As a people, we need to look at fresh water as a valued asset, not something to be flushed down the river
To flood or not to flood, and will spring ever come? Those were the thoughts on many minds as we entered Canada Water Week. Held annually on the third week of March to coincide with World Water Day on March 22, the Manitoba Eco-network celebrated with a conference in Brandon entitled “Keeping Water on the Land.”
With large snow accumulations in eastern Saskatchewan, western Manitoba, and revised flood forecasts from the U.S. Weather Service, this may be one spring when we will be unable to keep water off the land.
People still dealing with the 2011 flood won’t want to hear this, but Brandon Mayor Shari Decter-Hirst vocalized what a lot of people have feared. This could be the year that both the Red and Assiniboine rivers flood at the same time.
Factors still working in our favour are the dry soils, lack of frost in the ground, and forecasts for a continuing slow melt with cool weather, but the closer we get to April, the likelihood of a rapid melt increases. We often talk about the intensity of summer rains and acknowledge the damages a fast deluge can cause, but spring melts also have a degree of intensity. And intensity is everything.
The billion-dollar flood of 2011 comes on the heels of some extensive drainage projects upstream and has focused attention on landscape management. Greg Bruce from Ducks Unlimited Canada described our country’s wetlands as the kidneys of our watersheds, and called for the protection of existing wetlands.
He argued that the ongoing drainage of wetlands is not only increasing the amount of water being dumped into the drainage system, but increasing the nutrient movement as well. If we continue to flush out lowland areas that have withheld nutrients for hundreds of years, those nutrients will end up in our major lakes of Lake Manitoba and Lake Winnipeg.
His concerns are supported by AAFC’s data from the Tobacco Creek Model Watershed where small dams on the escarpment have reduced peak flows and flooding, and the dams act as nutrient sinks capable of holding back 10 to 20 per cent of the nutrients in the waterway. If the construction of artificial wetlands can benefit the waterway, then the converse is most likely true when they are removed.

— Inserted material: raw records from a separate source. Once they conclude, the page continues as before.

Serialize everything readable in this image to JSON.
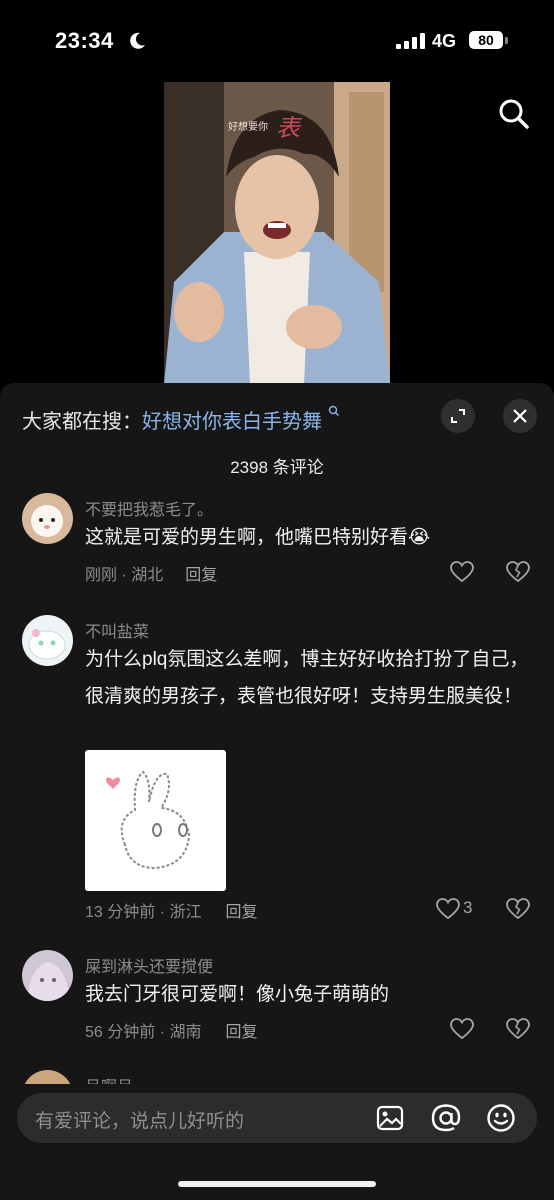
{
  "status": {
    "time": "23:34",
    "network": "4G",
    "battery": "80"
  },
  "video": {
    "overlay_small": "好想要你",
    "overlay_big": "表"
  },
  "sheet": {
    "hot_prefix": "大家都在搜：",
    "hot_keyword": "好想对你表白手势舞",
    "comment_count": "2398 条评论"
  },
  "comments": [
    {
      "user": "不要把我惹毛了。",
      "text": "这就是可爱的男生啊，他嘴巴特别好看😭",
      "meta": "刚刚 · 湖北",
      "reply": "回复",
      "likes": ""
    },
    {
      "user": "不叫盐菜",
      "text": "为什么plq氛围这么差啊，博主好好收拾打扮了自己，很清爽的男孩子，表管也很好呀！支持男生服美役！",
      "meta": "13 分钟前 · 浙江",
      "reply": "回复",
      "likes": "3"
    },
    {
      "user": "屎到淋头还要搅便",
      "text": "我去门牙很可爱啊！像小兔子萌萌的",
      "meta": "56 分钟前 · 湖南",
      "reply": "回复",
      "likes": ""
    },
    {
      "user": "吕啊吕"
    }
  ],
  "input": {
    "placeholder": "有爱评论，说点儿好听的"
  },
  "icons": [
    "search-icon",
    "moon-icon",
    "expand-icon",
    "close-icon",
    "heart-icon",
    "broken-heart-icon",
    "image-icon",
    "at-icon",
    "emoji-icon"
  ],
  "colors": {
    "sheet_bg": "#161616",
    "keyword": "#8ab4ea",
    "muted": "#8c8c8c"
  }
}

The call for action was echoed by Co-operator editor Laura Rance who described the human cost of flooding. While governments begrudgingly add up the expenses of floods like 1997 and 2011, many people are still reeling from their losses that will never be recovered. Rance noted that cities are protected and flooding is essentially a rural issue. Rural people may have to show the initiative to deal with it. At some point we need to move beyond paying for the damages of the last flood, and start investing in flood mitigation before the next one happens.
We are reminded that while the agricultural landscape is in the business of producing food, we also share that landscape with future generations. How they eat, how they produce food, and how they live will be determined by the legacy we leave behind. That landscape needs to be developed in such a manner that we can sustain the times of excess water, and save it for the next drought when we know we will need it.
While Canada is said to be home to about 20 per cent of the world’s fresh water, only about seven per cent is available for our use. Much of that water is tied up in lake bottoms, deep aquifers and glaciers. In short, it is still a valuable commodity and its perceived abundance should not be taken for granted. While our freshwater supplies continue to flow north into Hudson’s Bay and the Atlantic Ocean, most of our population lives in the south where reserves are highly in demand and often stressed. As a people, we need to look at fresh water as a valued asset, not something to be flushed down the river.
The sentiments of the meeting may have been summarized best by Conservative MLA Ian Wishart. He acknowledged that while the province has made improvements to the licensing of both drainage and retention projects, much more needs to be done. Exactly what more remains to be seen, but the masses are becoming very concerned about the impacts of what the weather patterns are throwing at us.
Until we can assist and streamline projects that retain water on landscape to the point that they are easier to build than drainage ditches, we are going to continue to see drainage outweigh retention by a factor of 10. Ultimately that means more flooding, more expensive damages, and higher tax costs to deal with the issue. We can pay now, or we can pay later, but rest assured we will be paying. Floods are not getting cheaper.